TASK REQUIREMENTS: Skip the pictures and copy all the data that follows exactly.

[Data about app and page elements]
#####

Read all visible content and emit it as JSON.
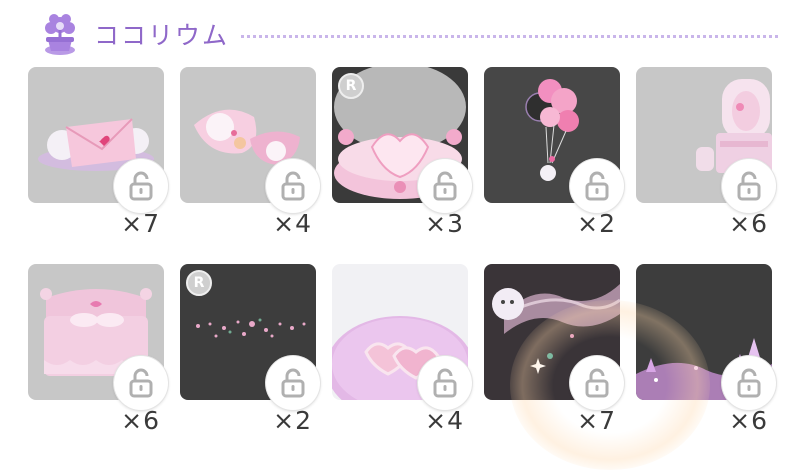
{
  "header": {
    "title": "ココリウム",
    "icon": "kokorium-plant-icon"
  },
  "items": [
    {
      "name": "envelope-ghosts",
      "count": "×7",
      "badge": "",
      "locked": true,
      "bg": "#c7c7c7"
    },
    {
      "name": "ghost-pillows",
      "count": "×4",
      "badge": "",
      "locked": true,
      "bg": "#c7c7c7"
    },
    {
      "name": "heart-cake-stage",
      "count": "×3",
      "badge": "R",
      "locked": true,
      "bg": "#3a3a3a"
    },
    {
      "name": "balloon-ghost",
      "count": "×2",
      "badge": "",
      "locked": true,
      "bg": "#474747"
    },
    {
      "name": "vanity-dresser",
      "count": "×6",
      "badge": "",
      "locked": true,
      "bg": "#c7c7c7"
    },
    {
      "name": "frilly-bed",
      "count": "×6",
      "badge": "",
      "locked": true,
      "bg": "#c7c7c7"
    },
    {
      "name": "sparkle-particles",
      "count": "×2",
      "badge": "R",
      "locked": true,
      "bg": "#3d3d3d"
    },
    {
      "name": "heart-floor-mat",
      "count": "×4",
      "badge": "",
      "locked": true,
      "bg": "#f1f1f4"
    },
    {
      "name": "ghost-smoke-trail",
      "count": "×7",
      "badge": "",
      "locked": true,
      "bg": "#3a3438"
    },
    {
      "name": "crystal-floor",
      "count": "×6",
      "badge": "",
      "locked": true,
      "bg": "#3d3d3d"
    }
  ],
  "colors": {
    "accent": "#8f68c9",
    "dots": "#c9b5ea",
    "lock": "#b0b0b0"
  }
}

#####

RESPONSE TO THIS EXERCISE:
Read all visible content and emit it as JSON.
{
  "header": {
    "title": "ココリウム",
    "icon": "kokorium-plant-icon"
  },
  "items": [
    {
      "name": "envelope-ghosts",
      "count": "×7",
      "badge": "",
      "locked": true,
      "bg": "#c7c7c7"
    },
    {
      "name": "ghost-pillows",
      "count": "×4",
      "badge": "",
      "locked": true,
      "bg": "#c7c7c7"
    },
    {
      "name": "heart-cake-stage",
      "count": "×3",
      "badge": "R",
      "locked": true,
      "bg": "#3a3a3a"
    },
    {
      "name": "balloon-ghost",
      "count": "×2",
      "badge": "",
      "locked": true,
      "bg": "#474747"
    },
    {
      "name": "vanity-dresser",
      "count": "×6",
      "badge": "",
      "locked": true,
      "bg": "#c7c7c7"
    },
    {
      "name": "frilly-bed",
      "count": "×6",
      "badge": "",
      "locked": true,
      "bg": "#c7c7c7"
    },
    {
      "name": "sparkle-particles",
      "count": "×2",
      "badge": "R",
      "locked": true,
      "bg": "#3d3d3d"
    },
    {
      "name": "heart-floor-mat",
      "count": "×4",
      "badge": "",
      "locked": true,
      "bg": "#f1f1f4"
    },
    {
      "name": "ghost-smoke-trail",
      "count": "×7",
      "badge": "",
      "locked": true,
      "bg": "#3a3438"
    },
    {
      "name": "crystal-floor",
      "count": "×6",
      "badge": "",
      "locked": true,
      "bg": "#3d3d3d"
    }
  ],
  "colors": {
    "accent": "#8f68c9",
    "dots": "#c9b5ea",
    "lock": "#b0b0b0"
  }
}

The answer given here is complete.